Where the Molly Moochers Grow

Finding morels is like walking through a maze blindfolded, but it

can be almost as much fun as eating them. Gnomes of the forest,

morels are masters at hiding, but experienced foragers have their

own wiles – wait until oak leaves are the size of a squirrel’s ear,

look for Mayapple stands where the leaves have spread out, stoop

low to look where the ground is marshy along creek beds strewn

with dying trees. Edible fungi, cone-shaped head resembling sea

sponge, the morel has a distinct nutty smell, no doubt drawn from

its lowly habitat, among rotting plant layers of the forest floor.

Not here long, they appear like magic, as if to test the earth’s

progress into spring. West Virginians call them Molly Moochers.

Connoisseurs call them delicious, cooked with chicken or fish,

well worth the hike to find them.

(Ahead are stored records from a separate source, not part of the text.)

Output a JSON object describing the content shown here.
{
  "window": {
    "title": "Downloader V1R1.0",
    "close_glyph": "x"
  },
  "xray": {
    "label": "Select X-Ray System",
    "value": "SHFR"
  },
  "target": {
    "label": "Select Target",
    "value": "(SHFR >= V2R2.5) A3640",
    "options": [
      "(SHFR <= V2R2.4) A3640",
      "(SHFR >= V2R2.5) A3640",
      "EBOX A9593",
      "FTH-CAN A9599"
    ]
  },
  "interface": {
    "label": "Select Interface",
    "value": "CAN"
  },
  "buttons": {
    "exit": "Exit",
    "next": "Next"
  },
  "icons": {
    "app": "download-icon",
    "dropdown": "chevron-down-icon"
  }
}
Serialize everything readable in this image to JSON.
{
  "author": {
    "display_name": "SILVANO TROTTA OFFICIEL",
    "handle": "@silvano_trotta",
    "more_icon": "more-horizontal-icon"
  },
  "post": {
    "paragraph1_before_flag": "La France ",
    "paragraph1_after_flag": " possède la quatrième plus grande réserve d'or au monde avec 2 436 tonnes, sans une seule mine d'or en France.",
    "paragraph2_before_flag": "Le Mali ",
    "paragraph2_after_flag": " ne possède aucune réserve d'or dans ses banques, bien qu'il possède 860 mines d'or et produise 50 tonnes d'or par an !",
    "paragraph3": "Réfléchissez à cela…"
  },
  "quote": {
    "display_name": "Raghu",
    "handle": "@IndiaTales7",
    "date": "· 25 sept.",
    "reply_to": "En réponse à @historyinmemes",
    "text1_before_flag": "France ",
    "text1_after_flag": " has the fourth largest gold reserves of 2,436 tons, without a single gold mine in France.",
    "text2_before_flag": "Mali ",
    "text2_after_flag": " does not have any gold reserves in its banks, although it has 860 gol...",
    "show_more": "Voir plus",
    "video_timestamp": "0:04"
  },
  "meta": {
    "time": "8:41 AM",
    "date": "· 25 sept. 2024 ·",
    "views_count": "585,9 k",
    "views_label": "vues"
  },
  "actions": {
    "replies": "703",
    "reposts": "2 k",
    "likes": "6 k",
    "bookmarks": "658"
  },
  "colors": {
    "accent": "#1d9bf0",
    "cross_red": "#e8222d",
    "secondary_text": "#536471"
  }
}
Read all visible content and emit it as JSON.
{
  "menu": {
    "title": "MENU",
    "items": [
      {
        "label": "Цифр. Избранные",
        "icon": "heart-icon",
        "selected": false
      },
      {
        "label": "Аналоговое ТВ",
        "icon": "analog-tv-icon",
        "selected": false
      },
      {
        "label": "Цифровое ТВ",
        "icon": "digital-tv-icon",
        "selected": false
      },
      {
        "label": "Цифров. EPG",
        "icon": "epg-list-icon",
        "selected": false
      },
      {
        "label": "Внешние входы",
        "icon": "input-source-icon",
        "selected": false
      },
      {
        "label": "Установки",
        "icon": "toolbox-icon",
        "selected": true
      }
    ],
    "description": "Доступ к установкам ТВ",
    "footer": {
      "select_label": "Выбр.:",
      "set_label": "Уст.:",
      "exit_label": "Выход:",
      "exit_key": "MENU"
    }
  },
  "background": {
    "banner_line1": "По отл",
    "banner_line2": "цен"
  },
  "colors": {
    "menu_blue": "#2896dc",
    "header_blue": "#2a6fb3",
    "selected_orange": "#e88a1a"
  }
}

A morel mushroom by any other

name is also good when sliced in half and fried in cornmeal like

they do in Kentucky where they call them Hickory Chicken.

Think about hunting them in late March, but it may be

late April before you see them. Morels are not easy, but those

spongy heads poking through the ground are so worth the trouble.

All the Molly Moocher lovers have to do is go find them.

Poem by Patricia Hope

Patricia Hope has won awards in poetry, fiction, and nonfiction and her work has appeared in numerous publications including the online literary journals: The Tennessee Magazine, The Avocet, Liquid Imagination, American Diversity Report, Maypop, as well as many articles in Southern Writers. https://thetwohopes.wixsite.com/author-pat-hope